Write the records out again. Match them exactly.

(Items from a data source)
· · · · ·

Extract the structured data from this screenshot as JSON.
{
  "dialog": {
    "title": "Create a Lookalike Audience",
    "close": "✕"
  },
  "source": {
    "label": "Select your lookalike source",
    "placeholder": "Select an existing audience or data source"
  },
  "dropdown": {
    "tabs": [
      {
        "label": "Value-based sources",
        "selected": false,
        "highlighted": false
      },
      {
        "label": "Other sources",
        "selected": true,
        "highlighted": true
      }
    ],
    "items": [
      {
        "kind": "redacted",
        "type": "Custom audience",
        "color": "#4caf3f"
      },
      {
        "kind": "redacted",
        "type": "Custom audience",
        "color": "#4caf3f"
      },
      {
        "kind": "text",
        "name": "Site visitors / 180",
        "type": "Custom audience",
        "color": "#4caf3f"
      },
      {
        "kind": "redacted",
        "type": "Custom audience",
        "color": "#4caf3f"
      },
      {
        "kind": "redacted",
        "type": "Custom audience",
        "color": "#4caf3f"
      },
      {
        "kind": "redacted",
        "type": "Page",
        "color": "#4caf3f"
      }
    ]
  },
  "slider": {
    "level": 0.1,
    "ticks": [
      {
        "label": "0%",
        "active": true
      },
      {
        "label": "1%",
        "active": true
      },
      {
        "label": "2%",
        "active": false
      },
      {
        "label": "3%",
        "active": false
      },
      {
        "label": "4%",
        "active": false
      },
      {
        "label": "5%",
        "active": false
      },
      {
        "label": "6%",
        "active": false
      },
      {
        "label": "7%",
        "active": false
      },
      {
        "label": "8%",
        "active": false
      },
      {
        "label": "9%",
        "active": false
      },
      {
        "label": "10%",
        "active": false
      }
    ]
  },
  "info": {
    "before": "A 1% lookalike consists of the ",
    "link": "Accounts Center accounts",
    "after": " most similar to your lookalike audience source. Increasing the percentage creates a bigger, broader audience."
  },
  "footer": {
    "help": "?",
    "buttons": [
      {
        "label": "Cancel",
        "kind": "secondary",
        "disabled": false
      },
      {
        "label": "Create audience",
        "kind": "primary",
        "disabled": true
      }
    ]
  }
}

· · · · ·

## Task result
Extract the structured data from this screenshot as JSON.
{
  "dialog": {
    "title": "Create a Lookalike Audience",
    "close": "✕"
  },
  "source": {
    "label": "Select your lookalike source",
    "placeholder": "Select an existing audience or data source"
  },
  "dropdown": {
    "tabs": [
      {
        "label": "Value-based sources",
        "selected": false,
        "highlighted": false
      },
      {
        "label": "Other sources",
        "selected": true,
        "highlighted": true
      }
    ],
    "items": [
      {
        "kind": "redacted",
        "type": "Custom audience",
        "color": "#4caf3f"
      },
      {
        "kind": "redacted",
        "type": "Custom audience",
        "color": "#4caf3f"
      },
      {
        "kind": "text",
        "name": "Site visitors / 180",
        "type": "Custom audience",
        "color": "#4caf3f"
      },
      {
        "kind": "redacted",
        "type": "Custom audience",
        "color": "#4caf3f"
      },
      {
        "kind": "redacted",
        "type": "Custom audience",
        "color": "#4caf3f"
      },
      {
        "kind": "redacted",
        "type": "Page",
        "color": "#4caf3f"
      }
    ]
  },
  "slider": {
    "level": 0.1,
    "ticks": [
      {
        "label": "0%",
        "active": true
      },
      {
        "label": "1%",
        "active": true
      },
      {
        "label": "2%",
        "active": false
      },
      {
        "label": "3%",
        "active": false
      },
      {
        "label": "4%",
        "active": false
      },
      {
        "label": "5%",
        "active": false
      },
      {
        "label": "6%",
        "active": false
      },
      {
        "label": "7%",
        "active": false
      },
      {
        "label": "8%",
        "active": false
      },
      {
        "label": "9%",
        "active": false
      },
      {
        "label": "10%",
        "active": false
      }
    ]
  },
  "info": {
    "before": "A 1% lookalike consists of the ",
    "link": "Accounts Center accounts",
    "after": " most similar to your lookalike audience source. Increasing the percentage creates a bigger, broader audience."
  },
  "footer": {
    "help": "?",
    "buttons": [
      {
        "label": "Cancel",
        "kind": "secondary",
        "disabled": false
      },
      {
        "label": "Create audience",
        "kind": "primary",
        "disabled": true
      }
    ]
  }
}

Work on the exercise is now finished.